Related Image:
Blacks, Hispanics Less Apt to Get Best Heart Failure Care
(Date:10/13/2015)... ... October 13, 2015 , ... Purdue University announced Tuesday (Oct. ... Initiative aimed at enhancing Purdue’s life sciences research and graduate education. The initiative ... , The investment will result in cohesive efforts across several colleges and is ...
(Date:10/13/2015)... ... 13, 2015 , ... "My friend's son suffers from eczema, and he had ... an inventor from Platteville, Colo. "I came up with this kit as a way ... to prevent a child from rubbing or scratching his or her face. This protects ...
(Date:10/13/2015)... (PRWEB) , ... October 13, 2015 , ... ProText Kinetic ... X . With ProText Kinetic Panel, users can create energetic text animations in any ... preset into the Final Cut Pro X timeline and stylize the text. With intuitive ...

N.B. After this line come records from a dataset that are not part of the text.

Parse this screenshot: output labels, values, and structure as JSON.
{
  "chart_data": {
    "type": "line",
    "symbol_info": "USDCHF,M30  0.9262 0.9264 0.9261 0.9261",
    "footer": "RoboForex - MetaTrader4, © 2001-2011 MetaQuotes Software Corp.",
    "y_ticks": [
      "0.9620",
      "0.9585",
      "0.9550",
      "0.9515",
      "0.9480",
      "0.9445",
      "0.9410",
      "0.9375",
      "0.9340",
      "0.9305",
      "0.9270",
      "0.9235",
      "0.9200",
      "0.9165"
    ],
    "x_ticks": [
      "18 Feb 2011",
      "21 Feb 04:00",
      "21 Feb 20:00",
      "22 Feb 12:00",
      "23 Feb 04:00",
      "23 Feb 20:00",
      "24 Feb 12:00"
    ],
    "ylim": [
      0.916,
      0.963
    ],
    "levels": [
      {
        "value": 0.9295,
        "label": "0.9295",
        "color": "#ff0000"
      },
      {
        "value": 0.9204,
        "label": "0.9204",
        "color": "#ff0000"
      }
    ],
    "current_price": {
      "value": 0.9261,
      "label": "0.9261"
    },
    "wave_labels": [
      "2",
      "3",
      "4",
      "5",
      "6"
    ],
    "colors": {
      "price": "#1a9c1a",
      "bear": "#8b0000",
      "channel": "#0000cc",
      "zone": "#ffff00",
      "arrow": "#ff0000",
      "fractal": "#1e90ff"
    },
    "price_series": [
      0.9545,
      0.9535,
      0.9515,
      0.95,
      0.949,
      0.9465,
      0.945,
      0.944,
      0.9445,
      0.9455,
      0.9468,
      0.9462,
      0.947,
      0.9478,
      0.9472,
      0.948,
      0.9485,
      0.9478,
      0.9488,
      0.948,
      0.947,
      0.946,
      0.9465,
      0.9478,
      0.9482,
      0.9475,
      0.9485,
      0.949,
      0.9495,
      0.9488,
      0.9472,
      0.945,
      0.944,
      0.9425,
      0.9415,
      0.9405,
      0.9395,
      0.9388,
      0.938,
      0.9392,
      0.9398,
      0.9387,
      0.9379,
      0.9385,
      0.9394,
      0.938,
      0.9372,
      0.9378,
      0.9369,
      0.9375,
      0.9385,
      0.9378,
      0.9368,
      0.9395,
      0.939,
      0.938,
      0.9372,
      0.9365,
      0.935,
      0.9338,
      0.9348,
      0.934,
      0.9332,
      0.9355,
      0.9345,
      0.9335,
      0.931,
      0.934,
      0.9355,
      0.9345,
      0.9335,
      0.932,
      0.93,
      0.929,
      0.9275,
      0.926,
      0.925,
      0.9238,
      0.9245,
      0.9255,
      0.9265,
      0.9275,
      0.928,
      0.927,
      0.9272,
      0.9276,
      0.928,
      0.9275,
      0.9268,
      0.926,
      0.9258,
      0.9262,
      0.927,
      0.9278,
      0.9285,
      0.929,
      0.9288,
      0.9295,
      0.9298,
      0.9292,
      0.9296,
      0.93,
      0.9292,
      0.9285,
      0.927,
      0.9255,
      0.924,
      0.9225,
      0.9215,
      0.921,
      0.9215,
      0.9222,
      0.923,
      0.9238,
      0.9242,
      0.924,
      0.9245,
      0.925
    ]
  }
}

(Date:10/13/2015)... ... October 13, 2015 , ... Relay (, a technology ... today a significant contract that will provide its award-winning private messaging solution to ... the growing success of its Relay program, IBX Wire™, which now has over ...
(Date:10/13/2015)... ... October 13, 2015 , ... Leading Internet marketing product review ... "Publish Academy" training course . Singal's new program, in which he reveals his ... around the Internet are weighing in with reviews. , "Considering the fairly high ...
Breaking Medicine News(10 mins):
(Date:10/13/2015)... 2015  Nanomedical Diagnostics, a biotech company developing ... diagnostics, announces the completion of a Series A ... Ventures. --> ... monitoring and diagnostic platforms that empower individuals to ... will enable the company to commercially release AGILE ...
(Date:10/13/2015)... Oct. 9, 2015 Research and Markets ( ... "Kombucha Market by Types (Bacteria, Yeast, Mold, Others), Flavors ... Flowers, Others), & by Region - Forecasts to 2020" ... --> --> The global ... few years. In terms of value, the market is ...
(Date:10/13/2015)... Oct. 13, 2015   Micell Technologies , Inc. ... and II trials of its MiStent Sirolimus Eluting Absorbable ... ) were presented at the 27th Annual Transcatheter Cardiovascular ... San Francisco , October 11-15. TCT is the ... MiStent SES was designed to optimize vessel healing in ...
Breaking Medicine Technology: